┌────────
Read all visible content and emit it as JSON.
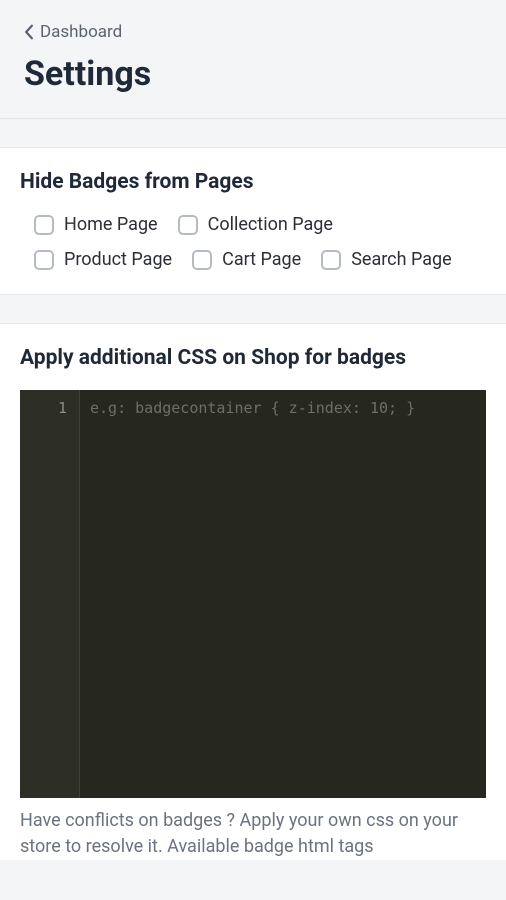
{
  "header": {
    "breadcrumb": "Dashboard",
    "title": "Settings"
  },
  "hideBadges": {
    "title": "Hide Badges from Pages",
    "options": {
      "home": "Home Page",
      "collection": "Collection Page",
      "product": "Product Page",
      "cart": "Cart Page",
      "search": "Search Page"
    }
  },
  "cssSection": {
    "title": "Apply additional CSS on Shop for badges",
    "lineNumber": "1",
    "placeholder": "e.g: badgecontainer { z-index: 10; }",
    "help": "Have conflicts on badges ? Apply your own css on your store to resolve it. Available badge html tags"
  }
}
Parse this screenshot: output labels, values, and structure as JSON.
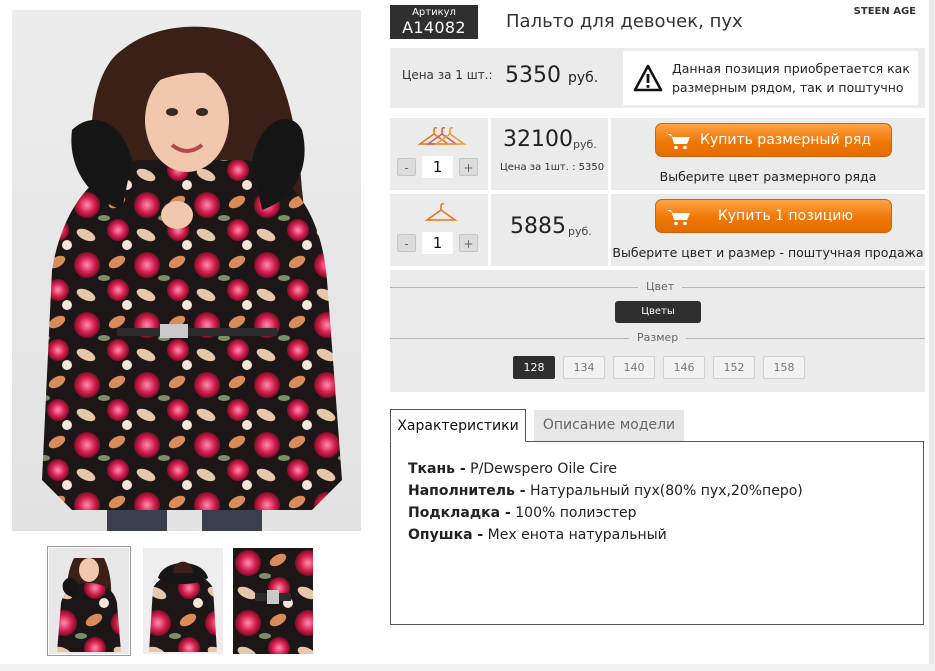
{
  "product": {
    "sku_label": "Артикул",
    "sku": "A14082",
    "title": "Пальто для девочек, пух",
    "brand": "STEEN AGE"
  },
  "unit_price": {
    "label": "Цена за 1 шт.:",
    "value": "5350",
    "currency": "руб."
  },
  "notice": {
    "icon": "warning-icon",
    "text": "Данная позиция приобретается как размерным рядом, так и поштучно"
  },
  "buy_set": {
    "icon": "hangers-icon",
    "qty": "1",
    "minus": "-",
    "plus": "+",
    "price": "32100",
    "currency": "руб.",
    "unit_note": "Цена за 1шт. : 5350",
    "button": "Купить размерный ряд",
    "hint": "Выберите цвет размерного ряда"
  },
  "buy_single": {
    "icon": "hanger-icon",
    "qty": "1",
    "minus": "-",
    "plus": "+",
    "price": "5885",
    "currency": "руб.",
    "button": "Купить 1 позицию",
    "hint": "Выберите цвет и размер - поштучная продажа"
  },
  "options": {
    "color_title": "Цвет",
    "color_selected": "Цветы",
    "size_title": "Размер",
    "sizes": [
      "128",
      "134",
      "140",
      "146",
      "152",
      "158"
    ],
    "size_selected": "128"
  },
  "tabs": {
    "active": "Характеристики",
    "inactive": "Описание модели"
  },
  "specs": [
    {
      "key": "Ткань -",
      "value": "P/Dewspero Oile Cire"
    },
    {
      "key": "Наполнитель -",
      "value": "Натуральный пух(80% пух,20%перо)"
    },
    {
      "key": "Подкладка -",
      "value": "100% полиэстер"
    },
    {
      "key": "Опушка -",
      "value": "Мех енота натуральный"
    }
  ],
  "colors": {
    "accent_orange": "#f07806",
    "dark": "#2e2e2e",
    "panel_gray": "#ebebeb"
  }
}
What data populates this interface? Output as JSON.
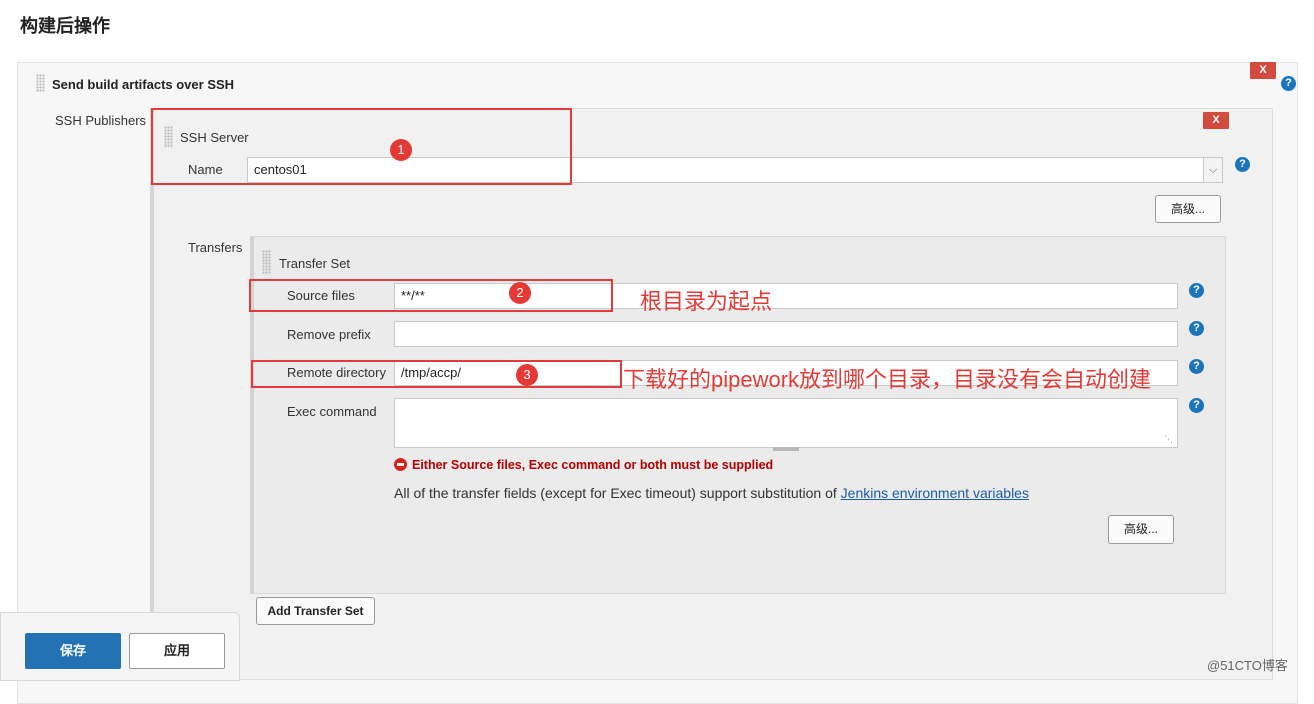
{
  "section_title": "构建后操作",
  "plugin": {
    "title": "Send build artifacts over SSH",
    "delete_label": "X",
    "help_label": "?"
  },
  "ssh_publishers": {
    "label": "SSH Publishers",
    "server": {
      "title": "SSH Server",
      "delete_label": "X",
      "name_label": "Name",
      "name_value": "centos01",
      "advanced_label": "高级..."
    },
    "transfers": {
      "label": "Transfers",
      "set_title": "Transfer Set",
      "source_files_label": "Source files",
      "source_files_value": "**/**",
      "remove_prefix_label": "Remove prefix",
      "remove_prefix_value": "",
      "remote_directory_label": "Remote directory",
      "remote_directory_value": "/tmp/accp/",
      "exec_command_label": "Exec command",
      "exec_command_value": "",
      "error_text": "Either Source files, Exec command or both must be supplied",
      "info_text": "All of the transfer fields (except for Exec timeout) support substitution of ",
      "info_link": "Jenkins environment variables",
      "advanced_label": "高级...",
      "add_transfer_label": "Add Transfer Set"
    }
  },
  "annotations": {
    "marker_1": "1",
    "marker_2": "2",
    "marker_3": "3",
    "note_2": "根目录为起点",
    "note_3": "下载好的pipework放到哪个目录，目录没有会自动创建"
  },
  "bottom_bar": {
    "save_label": "保存",
    "apply_label": "应用"
  },
  "watermark": "@51CTO博客",
  "colors": {
    "annotation_red": "#e53935",
    "primary_blue": "#2272b4",
    "delete_red": "#d24b3e",
    "error_red": "#b50000",
    "help_blue": "#1a75bc"
  }
}
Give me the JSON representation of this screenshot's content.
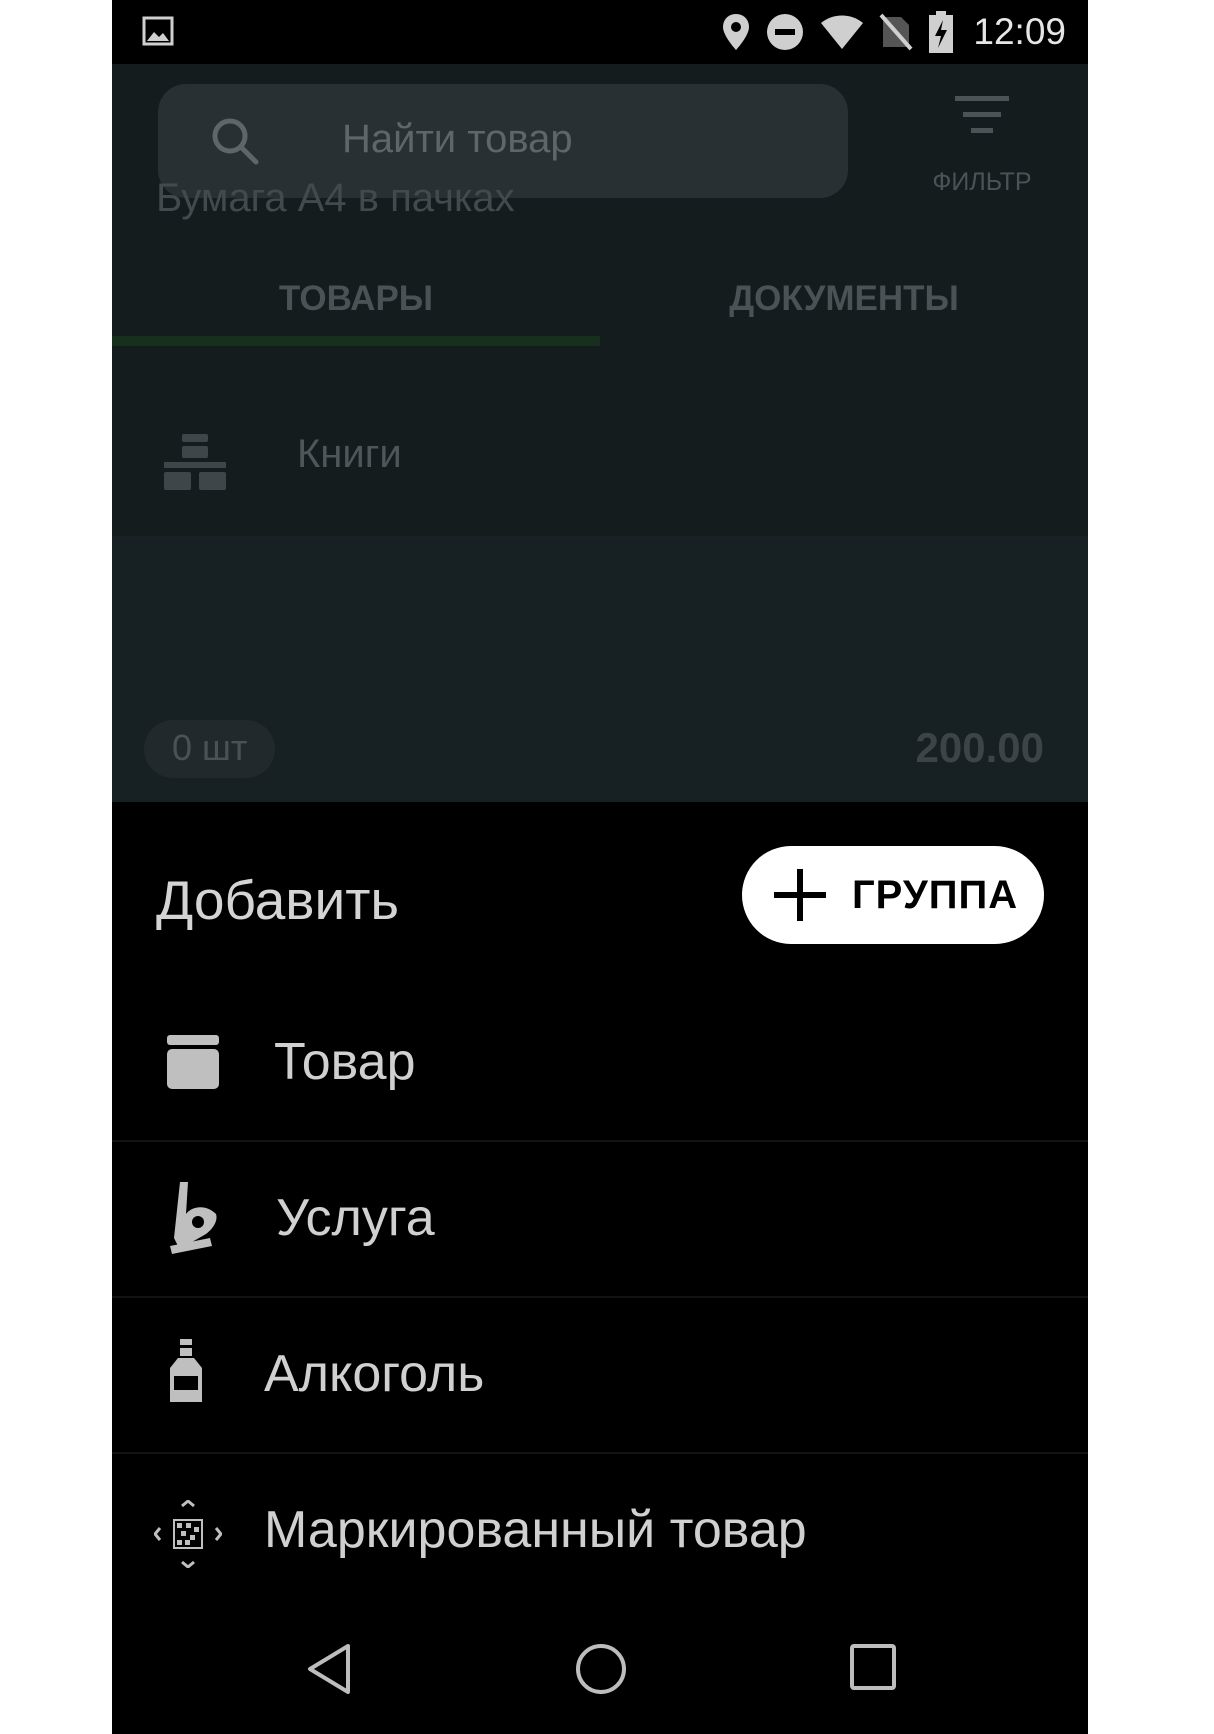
{
  "status_bar": {
    "time": "12:09",
    "icons": [
      "gallery-icon",
      "location-icon",
      "do-not-disturb-icon",
      "wifi-icon",
      "no-sim-icon",
      "battery-charging-icon"
    ]
  },
  "search": {
    "placeholder": "Найти товар",
    "icon": "search-icon"
  },
  "filter": {
    "label": "ФИЛЬТР",
    "icon": "filter-icon"
  },
  "tabs": [
    {
      "label": "ТОВАРЫ",
      "active": true
    },
    {
      "label": "ДОКУМЕНТЫ",
      "active": false
    }
  ],
  "list": {
    "group": {
      "label": "Книги",
      "icon": "product-group-icon"
    },
    "product": {
      "name": "Бумага А4 в пачках",
      "quantity": "0 шт",
      "price": "200.00"
    }
  },
  "sheet": {
    "title": "Добавить",
    "group_button": {
      "label": "ГРУППА",
      "icon": "plus-icon"
    },
    "items": [
      {
        "label": "Товар",
        "icon": "box-icon"
      },
      {
        "label": "Услуга",
        "icon": "service-hand-icon"
      },
      {
        "label": "Алкоголь",
        "icon": "bottle-icon"
      },
      {
        "label": "Маркированный товар",
        "icon": "datamatrix-scan-icon"
      }
    ]
  },
  "nav_bar": {
    "icons": [
      "back-icon",
      "home-icon",
      "recents-icon"
    ]
  },
  "colors": {
    "dim_background": "#141c1e",
    "sheet_background": "#000000",
    "tab_indicator": "#17301d",
    "group_button_bg": "#ffffff"
  }
}
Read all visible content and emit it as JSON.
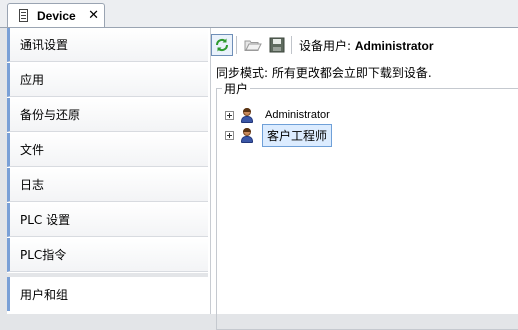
{
  "document_tab": {
    "title": "Device",
    "close_icon": "close-icon"
  },
  "sidebar": {
    "items": [
      {
        "label": "通讯设置"
      },
      {
        "label": "应用"
      },
      {
        "label": "备份与还原"
      },
      {
        "label": "文件"
      },
      {
        "label": "日志"
      },
      {
        "label": "PLC 设置"
      },
      {
        "label": "PLC指令"
      },
      {
        "label": "用户和组",
        "active": true
      }
    ]
  },
  "toolbar": {
    "buttons": [
      "refresh-icon",
      "open-folder-icon",
      "save-icon"
    ],
    "device_user_label": "设备用户:",
    "device_user_value": "Administrator"
  },
  "sync_mode_text": "同步模式: 所有更改都会立即下载到设备.",
  "users_group": {
    "title": "用户",
    "users": [
      {
        "name": "Administrator",
        "selected": false
      },
      {
        "name": "客户工程师",
        "selected": true
      }
    ]
  },
  "colors": {
    "accent": "#7aa0d6",
    "selection": "#dcecff",
    "refresh": "#2e9a2e"
  }
}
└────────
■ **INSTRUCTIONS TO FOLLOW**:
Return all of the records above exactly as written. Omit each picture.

■ **ANSWER SPACE**:
Read all visible content and emit it as JSON.
{
  "header": {
    "breadcrumb": "Dashboard",
    "title": "Settings"
  },
  "hideBadges": {
    "title": "Hide Badges from Pages",
    "options": {
      "home": "Home Page",
      "collection": "Collection Page",
      "product": "Product Page",
      "cart": "Cart Page",
      "search": "Search Page"
    }
  },
  "cssSection": {
    "title": "Apply additional CSS on Shop for badges",
    "lineNumber": "1",
    "placeholder": "e.g: badgecontainer { z-index: 10; }",
    "help": "Have conflicts on badges ? Apply your own css on your store to resolve it. Available badge html tags"
  }
}
Parse this screenshot: output labels, values, and structure as JSON.
{
  "product": {
    "sku_label": "Артикул",
    "sku": "A14082",
    "title": "Пальто для девочек, пух",
    "brand": "STEEN AGE"
  },
  "unit_price": {
    "label": "Цена за 1 шт.:",
    "value": "5350",
    "currency": "руб."
  },
  "notice": {
    "icon": "warning-icon",
    "text": "Данная позиция приобретается как размерным рядом, так и поштучно"
  },
  "buy_set": {
    "icon": "hangers-icon",
    "qty": "1",
    "minus": "-",
    "plus": "+",
    "price": "32100",
    "currency": "руб.",
    "unit_note": "Цена за 1шт. : 5350",
    "button": "Купить размерный ряд",
    "hint": "Выберите цвет размерного ряда"
  },
  "buy_single": {
    "icon": "hanger-icon",
    "qty": "1",
    "minus": "-",
    "plus": "+",
    "price": "5885",
    "currency": "руб.",
    "button": "Купить 1 позицию",
    "hint": "Выберите цвет и размер - поштучная продажа"
  },
  "options": {
    "color_title": "Цвет",
    "color_selected": "Цветы",
    "size_title": "Размер",
    "sizes": [
      "128",
      "134",
      "140",
      "146",
      "152",
      "158"
    ],
    "size_selected": "128"
  },
  "tabs": {
    "active": "Характеристики",
    "inactive": "Описание модели"
  },
  "specs": [
    {
      "key": "Ткань -",
      "value": "P/Dewspero Oile Cire"
    },
    {
      "key": "Наполнитель -",
      "value": "Натуральный пух(80% пух,20%перо)"
    },
    {
      "key": "Подкладка -",
      "value": "100% полиэстер"
    },
    {
      "key": "Опушка -",
      "value": "Мех енота натуральный"
    }
  ],
  "colors": {
    "accent_orange": "#f07806",
    "dark": "#2e2e2e",
    "panel_gray": "#ebebeb"
  }
}
What data populates this interface? Output as JSON.
{
  "section_title": "构建后操作",
  "plugin": {
    "title": "Send build artifacts over SSH",
    "delete_label": "X",
    "help_label": "?"
  },
  "ssh_publishers": {
    "label": "SSH Publishers",
    "server": {
      "title": "SSH Server",
      "delete_label": "X",
      "name_label": "Name",
      "name_value": "centos01",
      "advanced_label": "高级..."
    },
    "transfers": {
      "label": "Transfers",
      "set_title": "Transfer Set",
      "source_files_label": "Source files",
      "source_files_value": "**/**",
      "remove_prefix_label": "Remove prefix",
      "remove_prefix_value": "",
      "remote_directory_label": "Remote directory",
      "remote_directory_value": "/tmp/accp/",
      "exec_command_label": "Exec command",
      "exec_command_value": "",
      "error_text": "Either Source files, Exec command or both must be supplied",
      "info_text": "All of the transfer fields (except for Exec timeout) support substitution of ",
      "info_link": "Jenkins environment variables",
      "advanced_label": "高级...",
      "add_transfer_label": "Add Transfer Set"
    }
  },
  "annotations": {
    "marker_1": "1",
    "marker_2": "2",
    "marker_3": "3",
    "note_2": "根目录为起点",
    "note_3": "下载好的pipework放到哪个目录，目录没有会自动创建"
  },
  "bottom_bar": {
    "save_label": "保存",
    "apply_label": "应用"
  },
  "watermark": "@51CTO博客",
  "colors": {
    "annotation_red": "#e53935",
    "primary_blue": "#2272b4",
    "delete_red": "#d24b3e",
    "error_red": "#b50000",
    "help_blue": "#1a75bc"
  }
}
Give me the JSON representation of this screenshot's content.
{
  "status_bar": {
    "time": "12:09",
    "icons": [
      "gallery-icon",
      "location-icon",
      "do-not-disturb-icon",
      "wifi-icon",
      "no-sim-icon",
      "battery-charging-icon"
    ]
  },
  "search": {
    "placeholder": "Найти товар",
    "icon": "search-icon"
  },
  "filter": {
    "label": "ФИЛЬТР",
    "icon": "filter-icon"
  },
  "tabs": [
    {
      "label": "ТОВАРЫ",
      "active": true
    },
    {
      "label": "ДОКУМЕНТЫ",
      "active": false
    }
  ],
  "list": {
    "group": {
      "label": "Книги",
      "icon": "product-group-icon"
    },
    "product": {
      "name": "Бумага А4 в пачках",
      "quantity": "0 шт",
      "price": "200.00"
    }
  },
  "sheet": {
    "title": "Добавить",
    "group_button": {
      "label": "ГРУППА",
      "icon": "plus-icon"
    },
    "items": [
      {
        "label": "Товар",
        "icon": "box-icon"
      },
      {
        "label": "Услуга",
        "icon": "service-hand-icon"
      },
      {
        "label": "Алкоголь",
        "icon": "bottle-icon"
      },
      {
        "label": "Маркированный товар",
        "icon": "datamatrix-scan-icon"
      }
    ]
  },
  "nav_bar": {
    "icons": [
      "back-icon",
      "home-icon",
      "recents-icon"
    ]
  },
  "colors": {
    "dim_background": "#141c1e",
    "sheet_background": "#000000",
    "tab_indicator": "#17301d",
    "group_button_bg": "#ffffff"
  }
}
Read all visible content and emit it as JSON.
{
  "document_tab": {
    "title": "Device",
    "close_icon": "close-icon"
  },
  "sidebar": {
    "items": [
      {
        "label": "通讯设置"
      },
      {
        "label": "应用"
      },
      {
        "label": "备份与还原"
      },
      {
        "label": "文件"
      },
      {
        "label": "日志"
      },
      {
        "label": "PLC 设置"
      },
      {
        "label": "PLC指令"
      },
      {
        "label": "用户和组",
        "active": true
      }
    ]
  },
  "toolbar": {
    "buttons": [
      "refresh-icon",
      "open-folder-icon",
      "save-icon"
    ],
    "device_user_label": "设备用户:",
    "device_user_value": "Administrator"
  },
  "sync_mode_text": "同步模式: 所有更改都会立即下载到设备.",
  "users_group": {
    "title": "用户",
    "users": [
      {
        "name": "Administrator",
        "selected": false
      },
      {
        "name": "客户工程师",
        "selected": true
      }
    ]
  },
  "colors": {
    "accent": "#7aa0d6",
    "selection": "#dcecff",
    "refresh": "#2e9a2e"
  }
}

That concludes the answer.